Our tour guide then showed us some furniture that some people who enjoyed chocolate had once sat on, then a potted history of where chocolate came from, then through a room containing machines that took you through the chocolate making process. Temper? Well I was a little cross at having to stand for so long, but thank you for asking. The next room contained various sculptures made from chocolate which were fascinating to look at, if only so Paul and I could bicker as to whether or not they were actually chocolate or just painted wood. One of the quartet of ladies started chortling and pointing at a chocolate model of Barack Obama before posing in front of it with her middle finger up. I know this because I was behind her with my finger up my nose to ruin her photo.

Paul and I are at the front, in case you’re unsure

Perhaps sensing that things were about to turn nasty, our tour guide led us through to the sample room.

Well honestly.
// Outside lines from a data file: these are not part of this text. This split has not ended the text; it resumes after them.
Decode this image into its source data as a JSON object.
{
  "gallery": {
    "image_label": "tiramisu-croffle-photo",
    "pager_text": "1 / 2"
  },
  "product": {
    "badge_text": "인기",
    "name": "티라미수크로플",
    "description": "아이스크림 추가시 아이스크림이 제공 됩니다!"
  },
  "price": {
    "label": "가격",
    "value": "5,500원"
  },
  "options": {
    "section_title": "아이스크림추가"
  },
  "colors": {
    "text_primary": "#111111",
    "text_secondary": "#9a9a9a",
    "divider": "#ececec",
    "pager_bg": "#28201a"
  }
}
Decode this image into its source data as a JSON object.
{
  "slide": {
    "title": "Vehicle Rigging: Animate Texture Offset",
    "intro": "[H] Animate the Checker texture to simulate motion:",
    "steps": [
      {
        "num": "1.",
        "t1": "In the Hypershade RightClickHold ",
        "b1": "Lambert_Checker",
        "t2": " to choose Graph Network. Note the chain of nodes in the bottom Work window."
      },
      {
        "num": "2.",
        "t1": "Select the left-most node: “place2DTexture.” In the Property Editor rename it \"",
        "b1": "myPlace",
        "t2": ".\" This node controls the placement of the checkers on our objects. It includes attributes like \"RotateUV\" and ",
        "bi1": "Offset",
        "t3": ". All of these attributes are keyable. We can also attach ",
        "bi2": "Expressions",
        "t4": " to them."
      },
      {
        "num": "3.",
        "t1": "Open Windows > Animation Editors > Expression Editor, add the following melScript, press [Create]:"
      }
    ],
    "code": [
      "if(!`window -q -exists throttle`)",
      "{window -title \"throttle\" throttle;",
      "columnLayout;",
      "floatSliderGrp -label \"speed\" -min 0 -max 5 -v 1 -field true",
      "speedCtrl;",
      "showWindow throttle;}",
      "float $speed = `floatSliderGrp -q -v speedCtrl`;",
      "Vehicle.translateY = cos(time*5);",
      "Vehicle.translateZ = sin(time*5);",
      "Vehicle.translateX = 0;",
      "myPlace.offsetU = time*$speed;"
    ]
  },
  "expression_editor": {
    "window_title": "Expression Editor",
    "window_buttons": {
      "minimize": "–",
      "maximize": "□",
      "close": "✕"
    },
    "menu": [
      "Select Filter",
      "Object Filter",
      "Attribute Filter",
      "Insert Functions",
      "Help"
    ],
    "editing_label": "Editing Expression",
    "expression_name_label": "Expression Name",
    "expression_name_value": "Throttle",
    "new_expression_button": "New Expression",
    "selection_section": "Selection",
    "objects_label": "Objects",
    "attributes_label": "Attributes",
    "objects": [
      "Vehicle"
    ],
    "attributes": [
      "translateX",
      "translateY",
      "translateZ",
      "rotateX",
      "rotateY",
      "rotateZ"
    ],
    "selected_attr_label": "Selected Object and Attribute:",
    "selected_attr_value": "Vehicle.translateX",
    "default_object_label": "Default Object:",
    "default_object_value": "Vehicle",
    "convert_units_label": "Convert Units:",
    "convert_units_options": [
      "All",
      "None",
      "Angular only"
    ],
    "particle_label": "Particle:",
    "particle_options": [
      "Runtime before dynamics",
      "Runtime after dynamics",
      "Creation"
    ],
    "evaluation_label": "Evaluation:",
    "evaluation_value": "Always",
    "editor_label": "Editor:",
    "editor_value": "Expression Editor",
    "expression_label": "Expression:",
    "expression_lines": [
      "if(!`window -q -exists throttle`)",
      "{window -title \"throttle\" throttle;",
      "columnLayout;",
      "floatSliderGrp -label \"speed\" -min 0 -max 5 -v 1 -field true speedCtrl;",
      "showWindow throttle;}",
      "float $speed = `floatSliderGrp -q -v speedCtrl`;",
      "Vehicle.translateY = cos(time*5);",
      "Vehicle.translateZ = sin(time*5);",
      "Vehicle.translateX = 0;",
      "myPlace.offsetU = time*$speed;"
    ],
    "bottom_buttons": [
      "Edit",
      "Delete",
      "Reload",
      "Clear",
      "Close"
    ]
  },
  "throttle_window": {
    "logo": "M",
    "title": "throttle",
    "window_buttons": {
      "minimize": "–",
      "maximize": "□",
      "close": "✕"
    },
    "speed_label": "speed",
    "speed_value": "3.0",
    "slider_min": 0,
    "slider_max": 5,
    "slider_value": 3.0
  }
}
I’m not saying my expectations were high, but I was basing the enjoyment of this entire holiday on this moment, and before we get to what we actually received, know this. One television programme that Paul and I often rewatch on Youtube is Holiday Showdown – one of those classic reality TV shows from the early noughties which was designed purely for drama. They’d take some family from a house within one throw of a pint glass of a flat-roof-pub who holidayed exclusively somewhere a) hot and b) with laminated pictures of food to point at, then swap their holidays with some utterly cheerless gooseberry-and-cinnamon-yoghurt types who took their breaks in a knitted yurt on a nature reserve in some country which only exists in your memories. It was amazing: we’d always end up siding with the ‘rough’ family because without fail they’d have the better holiday and end up rucking with Tarquin-Perineum over some imagined slight in the karaoke bar. Anyway – I mention this because there was a particular episode which saw the families going to Las Vegas for a week of utter over-indulgence and as part of that, they visited a chocolate shop. Now whether the owners relaxed the rules on the ‘freebies’ because the cameras were there we’ll never know, but the image of one of the children – all glistening chins and happy-cow eyes – wabbling around with his entire basket of free chocolate stacked as high as him has always, always stuck with me. I wanted that experience. Could this be it?

No. Fuck no. We’d have got more chocolate inside us by taking a few deep breaths in the shop outside. He must have used a razor blade to slice these samples off. I appreciate I’m a big fat pig but even so, I was expecting chocolate I could chew as opposed to see straight through. One sneeze and they’d have all blown on the floor. Our tour talked us through the various flavours but all I could taste was sheer bloody disappointment. I felt like Augustus Gloop, only without the fun trip up the pipes. They perhaps sensed our sadness because they offered us 10% off in the shop afterwards but we didn’t indulge out of spite, instead choosing to choke down an ice-cream from the shop over the road. Pah.

Ah now I feel bad actually. Aside from my utter heartbreaking sorrow, the tour itself was very interesting and our tour guide was very bouncy and kept our interest. Paul admitted afterwards that he wouldn’t have kicked him out of bed for eating chocolate, to which I reminded him of the time we’d been working our way through a bag of Revels in our hotel bed after our house burned down and he’d fallen asleep on at least three coffee revels which I’d set aside for him. This led to him shaking me awake the next morning and, with the stricken look of someone who had spend a solid decade risking it all on every fart, told me he’d shat the bed. His face when I stuck my finger in it and went ‘ooooh delicious, tastes like coffee’ will stay with me for time evermore.

And on that note, I’ll bid you goodbye, proud that I managed to create such a circular narrative hook in the blog around Paul’s bum.